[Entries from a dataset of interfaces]
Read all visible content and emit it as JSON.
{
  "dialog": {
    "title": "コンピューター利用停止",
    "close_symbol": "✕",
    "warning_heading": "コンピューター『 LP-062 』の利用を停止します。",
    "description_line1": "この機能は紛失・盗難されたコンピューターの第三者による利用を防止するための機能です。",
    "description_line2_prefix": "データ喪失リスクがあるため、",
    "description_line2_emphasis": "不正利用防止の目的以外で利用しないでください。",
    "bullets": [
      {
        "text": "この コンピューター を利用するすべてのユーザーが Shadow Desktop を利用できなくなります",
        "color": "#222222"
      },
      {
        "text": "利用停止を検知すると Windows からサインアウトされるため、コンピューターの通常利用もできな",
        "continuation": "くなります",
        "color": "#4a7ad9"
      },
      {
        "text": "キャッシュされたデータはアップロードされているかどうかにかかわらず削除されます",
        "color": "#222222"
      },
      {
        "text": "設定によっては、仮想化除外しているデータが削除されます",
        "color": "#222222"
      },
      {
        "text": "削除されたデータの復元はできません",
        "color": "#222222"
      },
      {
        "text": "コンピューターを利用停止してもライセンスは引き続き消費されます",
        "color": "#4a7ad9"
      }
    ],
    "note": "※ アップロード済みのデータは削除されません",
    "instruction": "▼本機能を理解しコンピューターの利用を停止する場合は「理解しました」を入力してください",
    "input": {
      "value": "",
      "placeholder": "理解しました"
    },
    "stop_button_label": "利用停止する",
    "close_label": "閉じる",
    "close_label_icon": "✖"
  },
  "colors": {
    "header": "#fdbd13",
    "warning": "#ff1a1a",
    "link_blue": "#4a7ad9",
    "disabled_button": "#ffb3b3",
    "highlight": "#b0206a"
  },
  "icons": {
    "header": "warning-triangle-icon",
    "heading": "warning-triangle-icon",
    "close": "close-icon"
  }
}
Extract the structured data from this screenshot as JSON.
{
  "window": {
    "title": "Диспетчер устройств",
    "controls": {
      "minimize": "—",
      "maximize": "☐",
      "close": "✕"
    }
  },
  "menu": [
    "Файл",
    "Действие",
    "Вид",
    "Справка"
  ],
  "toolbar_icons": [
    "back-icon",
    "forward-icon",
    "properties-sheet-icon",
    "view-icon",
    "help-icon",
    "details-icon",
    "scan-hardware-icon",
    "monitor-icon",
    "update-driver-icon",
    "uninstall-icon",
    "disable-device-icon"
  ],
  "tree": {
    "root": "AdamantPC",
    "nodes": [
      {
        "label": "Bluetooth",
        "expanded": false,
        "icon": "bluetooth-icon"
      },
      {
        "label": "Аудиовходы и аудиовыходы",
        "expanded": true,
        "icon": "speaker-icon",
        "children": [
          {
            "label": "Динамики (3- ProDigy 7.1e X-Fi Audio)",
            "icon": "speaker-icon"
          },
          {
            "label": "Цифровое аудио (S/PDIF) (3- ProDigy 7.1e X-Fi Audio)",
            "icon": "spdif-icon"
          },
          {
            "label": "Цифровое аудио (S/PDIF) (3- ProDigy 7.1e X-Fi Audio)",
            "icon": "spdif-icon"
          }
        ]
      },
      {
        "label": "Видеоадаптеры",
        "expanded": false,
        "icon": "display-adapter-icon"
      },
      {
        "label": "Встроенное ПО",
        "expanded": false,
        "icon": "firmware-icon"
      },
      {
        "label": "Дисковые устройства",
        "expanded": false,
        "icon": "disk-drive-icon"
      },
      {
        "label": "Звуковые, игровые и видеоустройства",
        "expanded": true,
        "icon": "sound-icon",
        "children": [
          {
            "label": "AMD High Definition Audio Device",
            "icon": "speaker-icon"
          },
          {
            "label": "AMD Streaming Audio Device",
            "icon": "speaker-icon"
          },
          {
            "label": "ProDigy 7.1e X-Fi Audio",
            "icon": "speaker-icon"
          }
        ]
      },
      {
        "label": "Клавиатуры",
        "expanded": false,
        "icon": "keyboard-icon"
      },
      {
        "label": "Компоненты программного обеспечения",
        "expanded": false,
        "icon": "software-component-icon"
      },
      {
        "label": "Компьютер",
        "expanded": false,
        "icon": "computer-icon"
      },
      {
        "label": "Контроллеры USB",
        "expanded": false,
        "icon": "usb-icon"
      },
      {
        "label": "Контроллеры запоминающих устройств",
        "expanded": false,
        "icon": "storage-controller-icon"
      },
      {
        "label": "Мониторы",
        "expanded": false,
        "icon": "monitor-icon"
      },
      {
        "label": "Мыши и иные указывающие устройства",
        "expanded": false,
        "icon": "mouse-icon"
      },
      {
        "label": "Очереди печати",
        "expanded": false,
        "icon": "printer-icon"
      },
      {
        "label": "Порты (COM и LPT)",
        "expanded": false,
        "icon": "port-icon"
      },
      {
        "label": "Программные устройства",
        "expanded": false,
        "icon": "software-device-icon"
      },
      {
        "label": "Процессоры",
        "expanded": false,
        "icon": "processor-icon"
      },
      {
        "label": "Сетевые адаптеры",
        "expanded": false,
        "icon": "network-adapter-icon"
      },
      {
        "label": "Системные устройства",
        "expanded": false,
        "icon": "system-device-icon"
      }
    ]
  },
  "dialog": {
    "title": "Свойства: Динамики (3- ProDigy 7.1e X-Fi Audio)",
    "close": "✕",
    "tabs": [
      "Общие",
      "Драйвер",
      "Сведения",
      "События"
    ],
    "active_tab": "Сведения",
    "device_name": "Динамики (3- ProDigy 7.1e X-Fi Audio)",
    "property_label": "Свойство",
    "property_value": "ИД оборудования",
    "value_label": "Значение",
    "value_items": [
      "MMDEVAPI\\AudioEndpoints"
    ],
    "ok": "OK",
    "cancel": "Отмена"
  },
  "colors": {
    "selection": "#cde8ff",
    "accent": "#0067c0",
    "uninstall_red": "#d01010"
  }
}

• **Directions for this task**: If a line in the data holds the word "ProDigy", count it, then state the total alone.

• **Solution to the problem**: 6